Timesman: Dishonest salesladies!
Aside from the security guards assigned at the entrance gate, regular guards on motorcycles are also making the rounds of the subdivision to keep the area safe from intruders.
My pet dog Shih Tzu is my only companion in the house whenever Jin Lorenz is in school. Coco barks when the doorbell rings or a stranger comes at the front gate.
But whenever I step out of the house and drive to do some shopping in downtown malls, that is when I feel am no longer secured while driving alone. Afraid that I might forget to put on the seatbelt and be apprehended for a traffic violation.
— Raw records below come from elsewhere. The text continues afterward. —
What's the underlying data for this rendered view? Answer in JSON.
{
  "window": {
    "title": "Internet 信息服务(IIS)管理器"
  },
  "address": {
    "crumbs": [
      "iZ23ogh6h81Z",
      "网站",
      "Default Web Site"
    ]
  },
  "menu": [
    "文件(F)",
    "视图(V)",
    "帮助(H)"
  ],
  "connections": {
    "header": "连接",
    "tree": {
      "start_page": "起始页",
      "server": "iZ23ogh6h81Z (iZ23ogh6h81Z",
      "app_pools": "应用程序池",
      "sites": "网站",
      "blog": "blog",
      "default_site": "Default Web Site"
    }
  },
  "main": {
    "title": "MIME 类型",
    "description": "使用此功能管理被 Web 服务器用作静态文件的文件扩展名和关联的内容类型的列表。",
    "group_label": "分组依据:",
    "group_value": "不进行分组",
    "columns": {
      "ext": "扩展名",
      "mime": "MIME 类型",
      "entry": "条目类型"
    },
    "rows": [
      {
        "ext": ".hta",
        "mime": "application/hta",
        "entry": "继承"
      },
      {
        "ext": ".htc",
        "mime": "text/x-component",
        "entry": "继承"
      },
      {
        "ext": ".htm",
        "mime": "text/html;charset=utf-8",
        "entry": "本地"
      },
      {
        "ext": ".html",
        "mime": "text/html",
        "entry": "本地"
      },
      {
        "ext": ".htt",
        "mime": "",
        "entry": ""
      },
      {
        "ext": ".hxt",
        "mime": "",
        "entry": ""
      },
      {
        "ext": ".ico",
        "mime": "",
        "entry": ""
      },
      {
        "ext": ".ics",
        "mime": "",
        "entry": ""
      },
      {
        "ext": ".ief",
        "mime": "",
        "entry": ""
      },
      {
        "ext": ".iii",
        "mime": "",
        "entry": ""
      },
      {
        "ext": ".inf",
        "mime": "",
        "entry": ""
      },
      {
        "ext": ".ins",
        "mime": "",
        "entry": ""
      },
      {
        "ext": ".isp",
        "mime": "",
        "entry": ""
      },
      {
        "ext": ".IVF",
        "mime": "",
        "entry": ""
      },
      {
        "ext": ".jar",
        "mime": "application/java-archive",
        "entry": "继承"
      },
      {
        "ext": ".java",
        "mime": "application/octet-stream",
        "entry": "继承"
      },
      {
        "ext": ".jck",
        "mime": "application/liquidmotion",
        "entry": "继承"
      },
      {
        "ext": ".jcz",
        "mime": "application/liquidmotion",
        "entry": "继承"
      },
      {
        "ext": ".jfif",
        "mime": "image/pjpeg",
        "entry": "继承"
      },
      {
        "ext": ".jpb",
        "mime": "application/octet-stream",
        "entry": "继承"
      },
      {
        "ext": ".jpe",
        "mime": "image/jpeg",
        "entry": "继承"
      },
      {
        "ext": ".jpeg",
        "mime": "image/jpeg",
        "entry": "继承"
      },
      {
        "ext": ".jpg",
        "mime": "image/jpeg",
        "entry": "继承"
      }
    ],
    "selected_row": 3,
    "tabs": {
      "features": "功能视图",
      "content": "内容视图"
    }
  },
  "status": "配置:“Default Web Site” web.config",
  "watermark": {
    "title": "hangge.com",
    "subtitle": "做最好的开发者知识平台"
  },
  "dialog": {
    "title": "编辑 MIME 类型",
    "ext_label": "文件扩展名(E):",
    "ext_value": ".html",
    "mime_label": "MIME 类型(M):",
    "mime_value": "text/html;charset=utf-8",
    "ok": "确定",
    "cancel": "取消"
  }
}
I don't need to remind people of my age on the don'ts and dos on traffic rules and regulations since most of them have drivers or bodyguards of their own.
My other concern is when shopping and meeting dishonest salesladies.
Here are some tips to fellow senior citizens who might have been victimized unknowingly in the past by some unscrupulous sales attendants thinking that we are already that old and can be shortchanged or manipulated.
While buying my maintenance medicine in a mall's drug store the other day, I gave the cashier P1,000 for P350 worth of my medicine purchased after the usual discount given to senior citizens was deducted. At the time, the supervisor was with the cashier monitoring the transaction in the counter.
When I noticed that the change was P150, I told the cashier that I gave her P1,000 and the change should be P650.
The cashier said she received P500 only and it also appeared in the machine registry receipt.
I told the cashier that I can't be wrong because that's all I have in my wallet and I can trace its serial number because I have recorded it. I also warned her that I will not leave the counter unless she believes me.
Suddenly, the cashier changed her tone and asked the supervisor to check the money flow as my payment is already in the office. Maybe she realized that with the serial number I recorded I can prove my claim.
Then I asked her: 'Ano, within seconds wala na ang cash ko diyan?'
She didn't answer me and instead she offered me a chair which I rejected while she entertained the other senior citizen next to me.
After 10 minutes of waiting, the supervisor reappeared and told the cashier, 'P1,000 talaga ang pera.'
Without saying sorry for the (intentional?) inconvenience she committed, the cashier handed me the exact change of P650 while I saw the supervisor keeping a distance, smiling.
Before leaving the counter, I told the cashier that the color of P1,000 is bluish while the P500 is brownish. 'How come you didn't see the difference, ang bata bata mo pa?' I asked.
'Sir, may kalokohan talaga,' a lady customer quipped. Then she picked up a P100 from her wallet and told the cashier: 'Oh, baka P1,000 ang tingin mo diyan?' Hehe.
Just imagine how many senior citizens or other customers were already cheated by this kind of 'modus'?
I am always on alert whenever I transacts in cash because past experiences thought me that when money is already involved some people suddenly become evil-minded.
I call on malls and other retail store owners to be extra careful in hiring personnel handling cash transactions in their respective establishments. It may not only happen to me, or it may not also an isolated case. Posibleng may milagrong ginagawa ang ilan sa mga tauhan ninyo!
Just a reminder to my friends and readers who might have still thinking of giving me gift for this coming Christmas season as they have usually done in the past.
While I do appreciate your kind thoughts and never ending concern of our long years of knowing each other, may I request that you may now forward any cash or in kind intended for me to the city's street children's office where your kindness will be more than of helped and appreciated. Thanks in advance to all who will heed this call.